Cycling is a low impact exercise that uses all the major muscle groups, so you’ll always be getting a great workout, no matter how far you ride.
Just like running, cycling can be adapted to your own preferences and ability. So if you want a challenge, you could give mountain biking a go, and push yourself by tearing up and down steep mountain roads. At the same time, if you want to take it slow, you can get a road bike and enjoy gentle cruises around town.
If you want a bit of a boost while you’re cycling, you can even get a power-assisted bike or an e-bike, which has a small electric motor to make it that bit easier.
It’s important to get the right bike and make sure it fits you. We’d recommend popping along to your local bike shop and asking staff for some assistance – they can help you choose the right helmet, lights, reflectors, and other cycling gear.
Bike shops are also great places to meet other cyclists and find out about local cycle routes and bike clubs. If you want to learn more about cycling, choosing the right bike, and how to stay safe on the roads, have a read of our beginner’s guide to cycling. Or to get inspired, why not check out our list of 9 beautiful cycle routes in the UK?
As beneficial as we know sport is for our minds and bodies, it’s fair to say that not all of us enjoy it. But the wonderful thing about sport is that there really is something out there for everyone – no matter your fitness, mobility, or strength level.
From gentle stretching that helps quieten the mind to lively dance and energetic badminton, we hope that this list has given you an idea for something that you might enjoy. And for more ideas, why not visit the fitness and exercise and hobbies and activities sections of our website?

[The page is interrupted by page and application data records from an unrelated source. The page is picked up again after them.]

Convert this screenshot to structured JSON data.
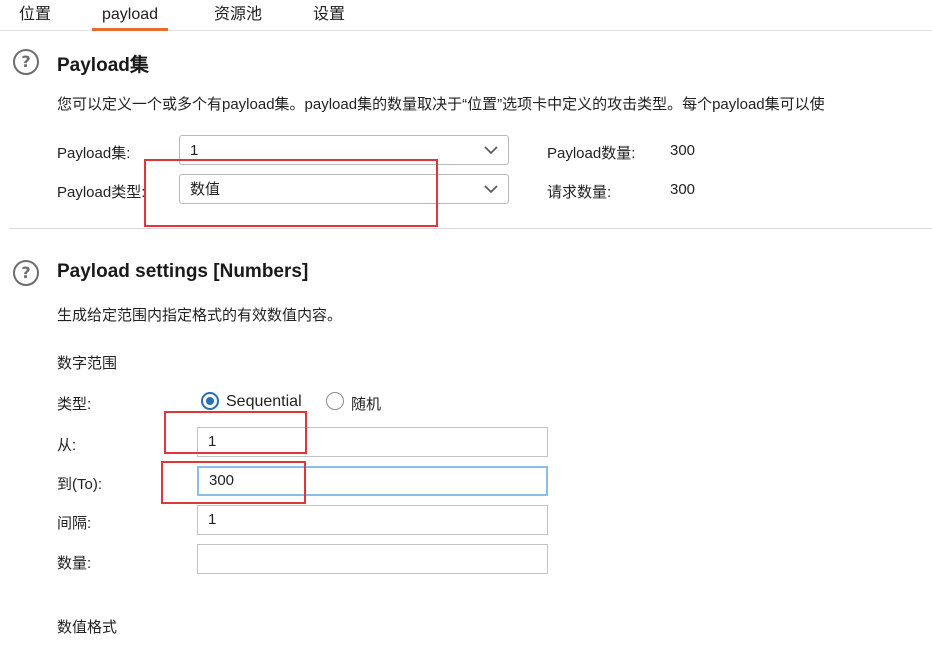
{
  "tabs": [
    {
      "label": "位置",
      "active": false
    },
    {
      "label": "payload",
      "active": true
    },
    {
      "label": "资源池",
      "active": false
    },
    {
      "label": "设置",
      "active": false
    }
  ],
  "payload_sets": {
    "title": "Payload集",
    "description": "您可以定义一个或多个有payload集。payload集的数量取决于“位置”选项卡中定义的攻击类型。每个payload集可以使",
    "set_label": "Payload集:",
    "set_value": "1",
    "type_label": "Payload类型:",
    "type_value": "数值",
    "count_label": "Payload数量:",
    "count_value": "300",
    "requests_label": "请求数量:",
    "requests_value": "300"
  },
  "payload_settings": {
    "title": "Payload settings [Numbers]",
    "description": "生成给定范围内指定格式的有效数值内容。",
    "range_heading": "数字范围",
    "type_label": "类型:",
    "type_options": [
      {
        "label": "Sequential",
        "selected": true
      },
      {
        "label": "随机",
        "selected": false
      }
    ],
    "from_label": "从:",
    "from_value": "1",
    "to_label": "到(To):",
    "to_value": "300",
    "step_label": "间隔:",
    "step_value": "1",
    "count_label": "数量:",
    "count_value": "",
    "format_heading": "数值格式"
  },
  "colors": {
    "accent_tab": "#ec6a2d",
    "annotation_red": "#e0363a",
    "radio_blue": "#2a6fb5",
    "focus_border": "#8cbde6"
  },
  "icons": [
    "help-icon",
    "chevron-down-icon"
  ]
}
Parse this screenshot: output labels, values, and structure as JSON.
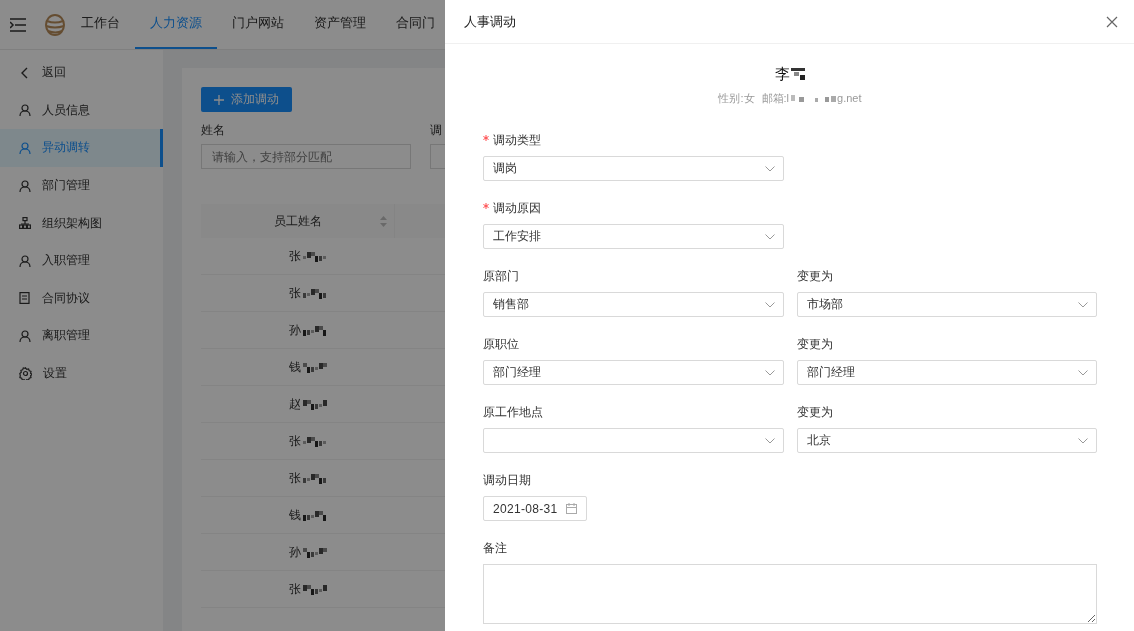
{
  "top_nav": {
    "tabs": [
      {
        "label": "工作台",
        "selected": false
      },
      {
        "label": "人力资源",
        "selected": true
      },
      {
        "label": "门户网站",
        "selected": false
      },
      {
        "label": "资产管理",
        "selected": false
      },
      {
        "label": "合同门",
        "selected": false
      }
    ]
  },
  "sidebar": {
    "items": [
      {
        "label": "返回",
        "kind": "back",
        "selected": false
      },
      {
        "label": "人员信息",
        "kind": "person",
        "selected": false
      },
      {
        "label": "异动调转",
        "kind": "person",
        "selected": true
      },
      {
        "label": "部门管理",
        "kind": "person",
        "selected": false
      },
      {
        "label": "组织架构图",
        "kind": "org",
        "selected": false
      },
      {
        "label": "入职管理",
        "kind": "person",
        "selected": false
      },
      {
        "label": "合同协议",
        "kind": "doc",
        "selected": false
      },
      {
        "label": "离职管理",
        "kind": "person",
        "selected": false
      },
      {
        "label": "设置",
        "kind": "gear",
        "selected": false
      }
    ]
  },
  "content": {
    "add_button": "添加调动",
    "filters": [
      {
        "label": "姓名",
        "placeholder": "请输入，支持部分匹配"
      },
      {
        "label": "调"
      }
    ],
    "table": {
      "columns": [
        "员工姓名"
      ],
      "rows": [
        {
          "name": "张"
        },
        {
          "name": "张"
        },
        {
          "name": "孙"
        },
        {
          "name": "钱"
        },
        {
          "name": "赵"
        },
        {
          "name": "张"
        },
        {
          "name": "张"
        },
        {
          "name": "钱"
        },
        {
          "name": "孙"
        },
        {
          "name": "张"
        }
      ]
    }
  },
  "drawer": {
    "title": "人事调动",
    "employee": {
      "name": "李",
      "gender": "性别:女",
      "email_start": "邮箱:l",
      "email_end": "g.net"
    },
    "rows": [
      {
        "fields": [
          {
            "label": "调动类型",
            "required": true,
            "kind": "select",
            "value": "调岗"
          }
        ]
      },
      {
        "fields": [
          {
            "label": "调动原因",
            "required": true,
            "kind": "select",
            "value": "工作安排"
          }
        ]
      },
      {
        "fields": [
          {
            "label": "原部门",
            "required": false,
            "kind": "select",
            "value": "销售部"
          },
          {
            "label": "变更为",
            "required": false,
            "kind": "select",
            "value": "市场部"
          }
        ]
      },
      {
        "fields": [
          {
            "label": "原职位",
            "required": false,
            "kind": "select",
            "value": "部门经理"
          },
          {
            "label": "变更为",
            "required": false,
            "kind": "select",
            "value": "部门经理"
          }
        ]
      },
      {
        "fields": [
          {
            "label": "原工作地点",
            "required": false,
            "kind": "select"
          },
          {
            "label": "变更为",
            "required": false,
            "kind": "select",
            "value": "北京"
          }
        ]
      },
      {
        "fields": [
          {
            "label": "调动日期",
            "required": false,
            "kind": "date",
            "value": "2021-08-31"
          }
        ]
      },
      {
        "fields": [
          {
            "label": "备注",
            "required": false,
            "kind": "textarea"
          }
        ]
      }
    ]
  }
}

Whatever sport you decide to try, remember to be kind to yourself and go at your own pace. No matter how you perform, trying out a new activity is always something to feel proud of.